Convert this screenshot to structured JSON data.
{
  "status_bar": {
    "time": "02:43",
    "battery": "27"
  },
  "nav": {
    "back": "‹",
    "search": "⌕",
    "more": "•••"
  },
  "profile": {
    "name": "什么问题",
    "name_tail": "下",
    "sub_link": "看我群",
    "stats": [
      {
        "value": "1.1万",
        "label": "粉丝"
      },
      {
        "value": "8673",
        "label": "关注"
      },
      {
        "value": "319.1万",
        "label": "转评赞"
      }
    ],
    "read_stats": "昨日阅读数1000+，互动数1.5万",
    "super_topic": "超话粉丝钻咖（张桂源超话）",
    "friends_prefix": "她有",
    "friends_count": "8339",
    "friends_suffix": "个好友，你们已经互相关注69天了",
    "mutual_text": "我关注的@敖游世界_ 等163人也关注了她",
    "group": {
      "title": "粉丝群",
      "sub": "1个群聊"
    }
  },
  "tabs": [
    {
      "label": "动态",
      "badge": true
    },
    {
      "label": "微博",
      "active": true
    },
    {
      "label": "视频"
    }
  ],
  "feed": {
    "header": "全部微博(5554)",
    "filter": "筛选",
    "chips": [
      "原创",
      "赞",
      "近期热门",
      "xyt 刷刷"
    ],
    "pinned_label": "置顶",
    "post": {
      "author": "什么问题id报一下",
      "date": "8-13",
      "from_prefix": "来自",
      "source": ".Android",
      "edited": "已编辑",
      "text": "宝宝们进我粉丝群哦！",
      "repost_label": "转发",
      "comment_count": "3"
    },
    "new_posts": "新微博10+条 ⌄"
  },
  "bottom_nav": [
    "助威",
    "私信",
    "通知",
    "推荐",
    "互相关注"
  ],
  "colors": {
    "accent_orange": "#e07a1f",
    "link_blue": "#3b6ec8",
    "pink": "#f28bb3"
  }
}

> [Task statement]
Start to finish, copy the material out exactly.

> [The answer]
Convert this screenshot to structured JSON data.
{
  "status_bar": {
    "time": "02:43",
    "battery": "27"
  },
  "nav": {
    "back": "‹",
    "search": "⌕",
    "more": "•••"
  },
  "profile": {
    "name": "什么问题",
    "name_tail": "下",
    "sub_link": "看我群",
    "stats": [
      {
        "value": "1.1万",
        "label": "粉丝"
      },
      {
        "value": "8673",
        "label": "关注"
      },
      {
        "value": "319.1万",
        "label": "转评赞"
      }
    ],
    "read_stats": "昨日阅读数1000+，互动数1.5万",
    "super_topic": "超话粉丝钻咖（张桂源超话）",
    "friends_prefix": "她有",
    "friends_count": "8339",
    "friends_suffix": "个好友，你们已经互相关注69天了",
    "mutual_text": "我关注的@敖游世界_ 等163人也关注了她",
    "group": {
      "title": "粉丝群",
      "sub": "1个群聊"
    }
  },
  "tabs": [
    {
      "label": "动态",
      "badge": true
    },
    {
      "label": "微博",
      "active": true
    },
    {
      "label": "视频"
    }
  ],
  "feed": {
    "header": "全部微博(5554)",
    "filter": "筛选",
    "chips": [
      "原创",
      "赞",
      "近期热门",
      "xyt 刷刷"
    ],
    "pinned_label": "置顶",
    "post": {
      "author": "什么问题id报一下",
      "date": "8-13",
      "from_prefix": "来自",
      "source": ".Android",
      "edited": "已编辑",
      "text": "宝宝们进我粉丝群哦！",
      "repost_label": "转发",
      "comment_count": "3"
    },
    "new_posts": "新微博10+条 ⌄"
  },
  "bottom_nav": [
    "助威",
    "私信",
    "通知",
    "推荐",
    "互相关注"
  ],
  "colors": {
    "accent_orange": "#e07a1f",
    "link_blue": "#3b6ec8",
    "pink": "#f28bb3"
  }
}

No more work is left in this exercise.